Estimated read time: 4-5 minutes
This archived news story is available only for your personal, non-commercial use. Information in the story may be outdated or superseded by additional information. Reading or replaying the story in its archived form does not constitute a republication of the story.
KAYSVILLE — Declaring 2018 the "Year of Technical Education," Gov. Gary Herbert on Wednesday unveiled his $16.7 billion budget proposal at the Davis Technical College, emphasizing a fiscal package that dedicates 72 percent of new revenue to education.
Herbert's budget plan comes with no tax increase, new money to help the homeless, a funding plan to stave off tuition increases for college students, and a push to put more transportation dollars into mass transit options. It does not add any new debt and includes a rainy-day fund of $575 million.
The proposed budget is built on $382 million in new ongoing revenue, the lion's share of which will go to Utah's education system, including enrollment growth, teacher salaries, technology development and counseling. That new money — while a boost — represents less than 3 percent of the overall budget, Herbert said.
"(This budget) is rational, reasonable, responsible and reflective of the needs of the state now and into future," the governor said, speaking over the hum of massive computer-controlled cutting machines in a brightly lit classroom at the technology center.
New this year is an additional dedication of $34 million in the weighted pupil unit for children at risk of "academic failure," $8 million to remove the need for tuition increases, and $7 million for technical college priorities.

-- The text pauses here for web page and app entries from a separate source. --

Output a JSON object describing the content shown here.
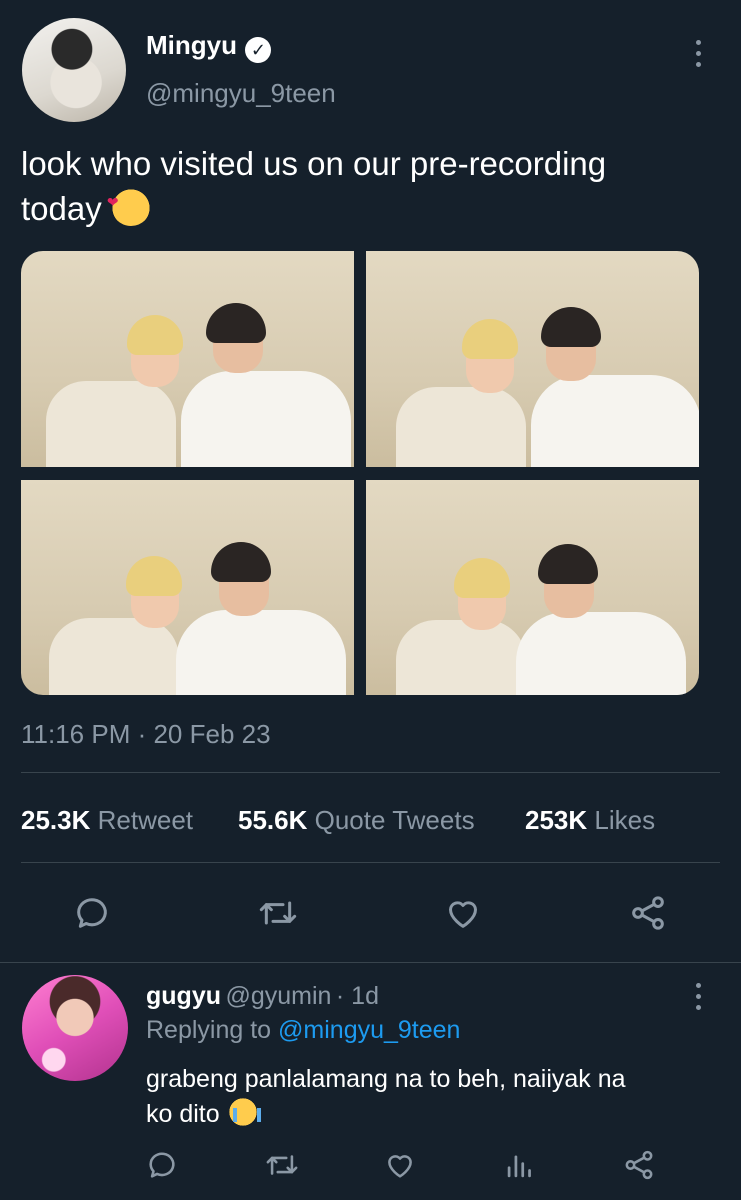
{
  "tweet": {
    "author_name": "Mingyu",
    "author_handle": "@mingyu_9teen",
    "verified": true,
    "text_line1": "look who visited us on our pre-recording",
    "text_line2": "today",
    "emoji": "smiling-face-with-hearts",
    "timestamp": "11:16 PM · 20 Feb 23",
    "photos_count": 4,
    "stats": {
      "retweets_count": "25.3K",
      "retweets_label": "Retweet",
      "quotes_count": "55.6K",
      "quotes_label": "Quote Tweets",
      "likes_count": "253K",
      "likes_label": "Likes"
    },
    "actions": [
      "reply-icon",
      "retweet-icon",
      "like-icon",
      "share-icon"
    ]
  },
  "reply": {
    "author_name": "gugyu",
    "author_handle": "@gyumin",
    "age": "· 1d",
    "replying_prefix": "Replying to",
    "replying_handle": "@mingyu_9teen",
    "text_line1": "grabeng panlalamang na to beh, naiiyak na",
    "text_line2": "ko dito",
    "emoji": "loudly-crying-face",
    "actions": [
      "reply-icon",
      "retweet-icon",
      "like-icon",
      "analytics-icon",
      "share-icon"
    ]
  },
  "colors": {
    "background": "#15202b",
    "text_primary": "#ffffff",
    "text_secondary": "#8b98a5",
    "link": "#1d9bf0",
    "divider": "#38444d"
  }
}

Herbert noted that education spending includes $33.4 million for a new allied health building at the Davis campus, a facility college officials said they've sought for 13 years.
"This was an over-the-top experience to have the governor here," said Davis Technical College President Michael Bowhuis.

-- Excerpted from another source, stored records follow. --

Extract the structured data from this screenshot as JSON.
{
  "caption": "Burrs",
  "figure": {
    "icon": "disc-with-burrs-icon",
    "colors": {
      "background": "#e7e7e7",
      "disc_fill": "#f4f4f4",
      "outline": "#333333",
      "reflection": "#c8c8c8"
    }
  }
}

The continued emphasis on education spending comes as Utah continues to grow its population at a frenetic pace, ranking first in the nation in 2015 for its fertility rate and household size, according to November numbers released by the Kem C. Gardner Policy Institute at the University of Utah.
To handle the additional 7,700 students anticipated to enter the education system in fiscal year 2019, Herbert's budget calls for $36 million.
House Minority Leader Brian King, D-Salt Lake City, said he is heartened by the percentage of money Herbert proposes to spend on education.
"It is the single biggest thing that we fund," King said. "It is not an easy thing to do."
Herbert's proposed education funding brought praise from advocates and others in the education community.
“The governor’s proposed increase for public education is a significant and worthwhile investment in Utah’s schoolchildren and the state’s economy,” said Utah Education President Heidi Matthews. “His recommendation to increase the WPU combined with an additional investments in at-risk student programs and property tax equalization gets us very close to the 5.5 percent WPU increase the UEA and other education stakeholders are seeking.”
The sentiment was echoed in higher education circles.
“The governor’s budget recommendations demonstrate that education is a top priority for him," said Utah Commissioner for Higher Education Dave Buhler. "We especially appreciate his inclusion of merit-based compensation increases for higher ed, funded at 100 percent, which would do away with a mandatory tuition increase and help keep college affordable for all Utahns."
With this latest fiscal proposal, Herbert is continuing to hammer on the need for tax reform, noting that the percentage of the budget's revenue from sales tax continues to shrink due to exemptions or earmarks, which have seen a 2,900 percent increase over 17 years. As an example, Herbert said 39 percent of new sales tax revenue is dedicated to transportation and water needs.
"We need to broaden the base and lower the rate," he said.
King said he hopes Herbert's GOP colleagues in the Legislature follow the governor's lead and take a stab at eliminating some of the bigger "giveaways" to corporate players.
"We agree this is very, very important," he said. "The devil is in the details."
King, while noting the overall progress made on societal issues such as Operation Rio Grande, said he is disappointed the governor doesn't continue to push for greater Medicaid expansion, instead of resting on the "Band-Aid" approach adopted earlier this year.
Rather than opening up medical services to 6,000 to 10,000 additional people, a more robust expansion would help more than 100,000 Utahns, King said.
"I am a little disappointed, quite honestly," he said.
Herbert's spending plan also calls for opening up a nearly $600 million transportation fund — now dedicated solely to road building — and providing flexibility to put some of that money into mass transit options.
The governor's budget officials stressed earlier this week that no "extra" money will flow to the embattled Utah Transit Authority without an additional layer of oversight and accountability due to the entity's protracted scandals.
Other budget highlights include:
• $10 million for Operation Rio Grande, the massive, collaborative push to clear the neighborhood near the downtown Road Home shelter of drugs and crime.
• $1 million to study agricultural water use.
• $5.9 million to improve Olympic venues.
• $1.25 million to help with the state medical examiner office's backlog.
Herbert's proposed budget also calls for an unprecedented infusion of new money — $10.3 million — into state parks, including dollars for a new park at Echo Reservoir and $8.4 million in dam safety repairs.
Another $850,700 is proposed for air quality research and to help counter backlogs within the regulatory division.
Contributing: Marjorie Cortez